Imelda Staunton, the latest Queen Elizabeth, does not continue the dramatic and realistic performance given by Claire Foy and Olivia Colman in the previous seasons. Foy radiated a sense of youth and uncertainty, perfect for her role as a Queen discovering the struggles of her position at a very young age. Colman appeared wise and strong willed, with an unchanging devotion to her duty, flawlessly capturing the Queen’s growth over the years. Both actors skillfully portrayed the ups and downs of royal life.

Staunton’s performance however is more stoic, and lacking the emotion present in the previous season’s of “The Crown.” Her expressions are confined to small sighs, and exclamations of “oh dear.” She rarely raises her voice or sheds a tear as the former actresses have done, leaving audiences unable to empathize with her emotions. 

However, Staunton is not necessarily a bad actor. Her lackluster performance can also be attributed to the latest season’s shift of focus, and disappointing writing. 

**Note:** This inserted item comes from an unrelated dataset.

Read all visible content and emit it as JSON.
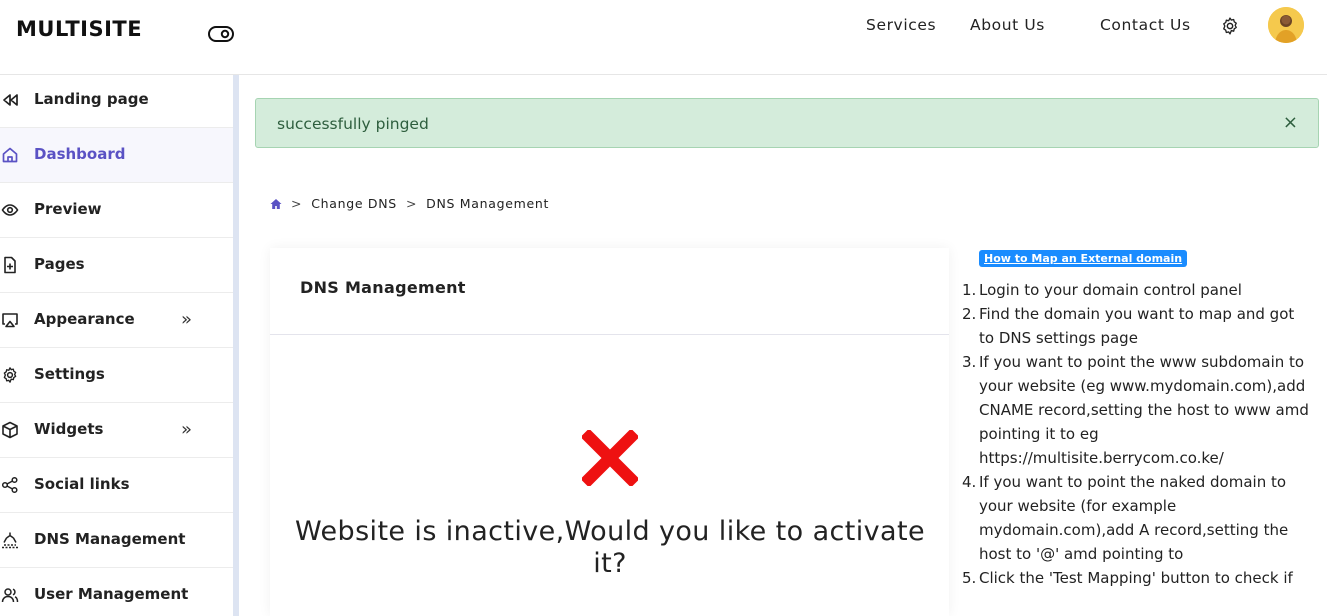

A critical part of “The Crown” has been lost in season five: the fascinating stream of politics and glances into 10 Downing Street. In season one, audiences were entranced by the brilliant characterization of Winston Churchill. Season four expertly discussed the conflicts Margaret Thatcher faced. The political plotlines of “The Crown” keep the Royal Family connected to the outside world. 

On the contrary, politics were just barely written into the show. Despite his influence during a tumultuous time in British history, Prime Minister John Major did not have any significant appearances. Season five of “The Crown” lost the show’s political flair, instead restricting the content to the Royal Family. 

The less-than-impressive writing goes beyond the content. Throughout the season, multiple, almost identical speeches are made about being an “outsider” or the flaws in “the system” of the monarchy. This is a theme that has been present through every season, however, season five  doesn’t bring it out with the same subtlety and skill as the previous seasons. With the ostracization of Phillip and Diana, the isolation of Princess Alice and the constant overshadowing of Princess Margaret, the previous seasons cleverly and yet subtly  showed the resistance of the Royal Family to change. In contrast, season five drives the theme in with repetitive monologue, making the message excruciatingly obvious. 

Season five ends by wrapping up the first phase in the Wales’s marriage. Diana is now newly divorced, and ready to start life over again. We all know what happens next. Viewers eagerly await the ensuing tragedies and victories in season six, expected to be released in 2023. 

Hopefully the new season will pick up the shards of a cracked crown. Despite the various let downs of season five, “The Crown” remains a bold and engaging show and it certainly has the capabilities to bounce back after a bad season.